If you were abused, or if you participated in or witnessed something that you could not integrate, then you may have one or more “split off” parts. These split-off parts usually motivate childish emotions and behavior. We can help you pull yourself together.
Consequences of Stress, Trauma & Abuse
If you experienced stress, trauma or abuse, yet do not manage it, you are less likely to stay employed or married, and you are more likely to feel depressed, aggressive or violent. You may suffer lowered well-being and self-esteem – and you may only relate to people who suffered similar stress or trauma.
Common Symptoms following Stress, Trauma & Abuse
If you have split off part of yourself during stress, abuse or trauma, you may feel and act like a wounded child whenever something reminds you of those events. We can help you nurture and integrate parts of you that are stuck in compulsions and obsessions.
The consequences of abuse can include a sense of childish helplessness or an inability to make decisions or to act. Other consequences include shame, guilt, self-blame; a sense of being dirty or defiled; or a sense of being different to others (which may include feeling special or rejected).
Your relatives, especially children, may try to carry your burden. They may interpret a decreased sense of life and mood swings as victim or unable to love. Helpless parents may motivate their children to protect them as if the parents were hurt children. (We often see this sad behavior repeated across many generations).
Resolving Stress, Abuse & Trauma
Many helping professionals try to manage the symptoms of abuse and trauma with medication. But if the underlying identity loss is not restored, then the symptoms will return, often in other forms, perhaps precipitating long term depression or dysfunction.
I was a soldier during Croatia’s war with Serbia. My unit was in a village attacked by the Yugoslav army. I saw people being butchered … and I ran. I found a shell hole in a field and I stayed in it for three days. Part of me died in that hole. Since then I could not concentrate and I could feel shocked to tears by sudden loud noises. During our sessions, I found the younger me who I thought had died in that hole. Now I can concentrate better than I could for years. Croatia
If you have suffered severe stress, abuse or trauma, you may try to distract yourself with alcohol, drugs, sex or food. We can help you regain your values and live with integrity. Drugs and obsessions can evaporate as you rebuild your identity. Recover your self-respect – as you learn to live and love again.
Going APE: Assimilate Problematic Experiences
The APES model (William B Stiles, 1990) describes easily recognizable stages of change as people assimilate problematic emotions, experiences or inner conflicts. We help people accelerate through these stages …

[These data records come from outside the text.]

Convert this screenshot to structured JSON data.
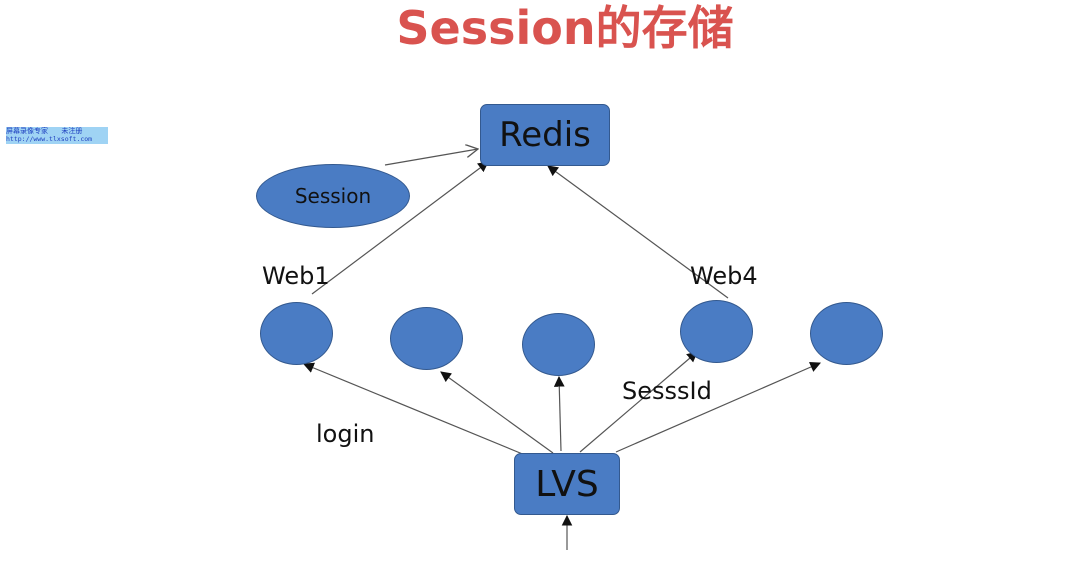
{
  "title": "Session的存储",
  "watermark": {
    "line1": "屏幕录像专家      未注册",
    "line2": "http://www.tlxsoft.com"
  },
  "nodes": {
    "redis": "Redis",
    "lvs": "LVS",
    "session": "Session"
  },
  "labels": {
    "web1": "Web1",
    "web4": "Web4",
    "login": "login",
    "sessid": "SesssId"
  },
  "colors": {
    "title": "#d9534f",
    "node_fill": "#4a7cc4",
    "node_border": "#33598f",
    "edge": "#555555"
  }
}
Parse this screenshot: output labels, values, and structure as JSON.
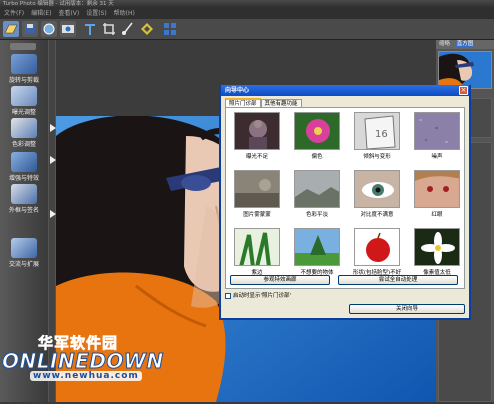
{
  "app": {
    "title": "Turbo Photo 编辑器 - 试用版本：剩余 31 天"
  },
  "menu": {
    "items": [
      "文件(F)",
      "编辑(E)",
      "查看(V)",
      "设置(S)",
      "帮助(H)"
    ]
  },
  "toolbar": {
    "icons": [
      "open-icon",
      "save-icon",
      "print-icon",
      "web-icon",
      "text-icon",
      "crop-icon",
      "brush-icon",
      "frame-icon",
      "layout-icon"
    ]
  },
  "sidebar": {
    "items": [
      {
        "label": "旋转与剪裁",
        "icon": "rotate-icon"
      },
      {
        "label": "曝光调整",
        "icon": "exposure-icon"
      },
      {
        "label": "色彩调整",
        "icon": "color-icon"
      },
      {
        "label": "增强与特效",
        "icon": "effects-icon"
      },
      {
        "label": "外框与签名",
        "icon": "frame-icon"
      },
      {
        "label": "交流与扩展",
        "icon": "share-icon"
      }
    ]
  },
  "right_panel": {
    "tabs": [
      "缩略",
      "直方图"
    ]
  },
  "dialog": {
    "title": "向导中心",
    "tabs": [
      "照片门诊部",
      "其他有趣功能"
    ],
    "cells": [
      {
        "label": "曝光不足",
        "icon": "underexposed-thumb-icon"
      },
      {
        "label": "偏色",
        "icon": "color-cast-thumb-icon"
      },
      {
        "label": "倾斜与变形",
        "icon": "skew-thumb-icon"
      },
      {
        "label": "噪声",
        "icon": "noise-thumb-icon"
      },
      {
        "label": "图片雾蒙蒙",
        "icon": "foggy-thumb-icon"
      },
      {
        "label": "色彩平淡",
        "icon": "flat-color-thumb-icon"
      },
      {
        "label": "对比度不满意",
        "icon": "contrast-thumb-icon"
      },
      {
        "label": "红眼",
        "icon": "red-eye-thumb-icon"
      },
      {
        "label": "紫边",
        "icon": "purple-fringe-thumb-icon"
      },
      {
        "label": "不想要的物体",
        "icon": "unwanted-object-thumb-icon"
      },
      {
        "label": "形状(包括脸型)不好",
        "icon": "shape-thumb-icon"
      },
      {
        "label": "像素值太低",
        "icon": "low-pixel-thumb-icon"
      }
    ],
    "btn_help": "参观特效画廊",
    "btn_auto": "尝试全自动处理",
    "checkbox_label": "启动时显示'照片门诊部'",
    "btn_close": "关闭向导"
  },
  "watermark": {
    "cn": "华军软件园",
    "en": "ONLINEDOWN",
    "url": "www.newhua.com"
  },
  "colors": {
    "sky": "#1f6fc8",
    "dialog_title": "#0b4cc6",
    "shirt": "#e8740f"
  }
}
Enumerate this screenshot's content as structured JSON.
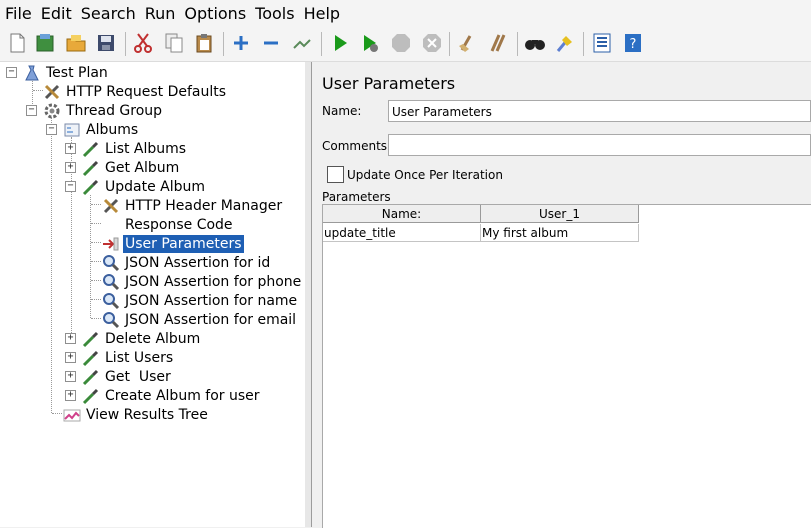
{
  "menu": [
    "File",
    "Edit",
    "Search",
    "Run",
    "Options",
    "Tools",
    "Help"
  ],
  "toolbar": {
    "buttons": [
      "new-icon",
      "templates-icon",
      "open-icon",
      "save-icon",
      "cut-icon",
      "copy-icon",
      "paste-icon",
      "expand-all-icon",
      "collapse-all-icon",
      "toggle-icon",
      "start-icon",
      "start-no-pauses-icon",
      "stop-icon",
      "shutdown-icon",
      "clear-icon",
      "clear-all-icon",
      "search-icon",
      "reset-search-icon",
      "function-helper-icon",
      "help-icon"
    ]
  },
  "tree": {
    "nodes": [
      {
        "label": "Test Plan",
        "icon": "test-plan-icon"
      },
      {
        "label": "HTTP Request Defaults",
        "icon": "config-wrench-icon"
      },
      {
        "label": "Thread Group",
        "icon": "thread-group-gear-icon"
      },
      {
        "label": "Albums",
        "icon": "controller-icon"
      },
      {
        "label": "List Albums",
        "icon": "sampler-pipette-icon"
      },
      {
        "label": "Get Album",
        "icon": "sampler-pipette-icon"
      },
      {
        "label": "Update Album",
        "icon": "sampler-pipette-icon"
      },
      {
        "label": "HTTP Header Manager",
        "icon": "config-wrench-icon"
      },
      {
        "label": "Response Code",
        "icon": "blank-icon"
      },
      {
        "label": "User Parameters",
        "icon": "pre-processor-icon"
      },
      {
        "label": "JSON Assertion for id",
        "icon": "assertion-magnifier-icon"
      },
      {
        "label": "JSON Assertion for phone",
        "icon": "assertion-magnifier-icon"
      },
      {
        "label": "JSON Assertion for name",
        "icon": "assertion-magnifier-icon"
      },
      {
        "label": "JSON Assertion for email",
        "icon": "assertion-magnifier-icon"
      },
      {
        "label": "Delete Album",
        "icon": "sampler-pipette-icon"
      },
      {
        "label": "List Users",
        "icon": "sampler-pipette-icon"
      },
      {
        "label": "Get  User",
        "icon": "sampler-pipette-icon"
      },
      {
        "label": "Create Album for user",
        "icon": "sampler-pipette-icon"
      },
      {
        "label": "View Results Tree",
        "icon": "listener-graph-icon"
      }
    ]
  },
  "panel": {
    "title": "User Parameters",
    "name_label": "Name:",
    "name_value": "User Parameters",
    "comments_label": "Comments:",
    "comments_value": "",
    "checkbox_label": "Update Once Per Iteration",
    "checkbox_checked": false,
    "parameters_label": "Parameters",
    "table": {
      "headers": [
        "Name:",
        "User_1"
      ],
      "rows": [
        [
          "update_title",
          "My first album"
        ]
      ]
    }
  },
  "colors": {
    "selection": "#1e5fb4",
    "start_green": "#1a9a1a"
  }
}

Assimilating Problematic Experiences (APE)
|0||Dissociated: A person is unaware of a problem; unpleasant thoughts and feelings are silent or rapidly silenced.|
|1||Avoidance: A person avoids thinking about an experience. Thoughts and feelings can be unpleasant but are scattered, diffuse, unfocused or unclear.|
|2||Emergence: A person cannot describe the problem clearly but is aware of emotional suffering or panic associated with an unpleasant experience.|
|3||Clarification: A person can recognize potential solutions and can manage their negative emotions and inner conflicts without panic.|
|4||Understanding: A person can describe the experience and conflicts with some unpleasant feelings and with some pleasant surprises.|
|5||Application: A person can set goals to solve problems.
The person becomes more optimistic in this context.
|6||Resourceful: A person uses problematic experiences as life resources for solving problems. The person feels generally optimistic and satisfied.|
|7||Integration: A person generalizes solutions. The unpleasant experience can be used as a resource for resolving other situations and problems.|
Do you want to recover lost or hidden parts of yourself?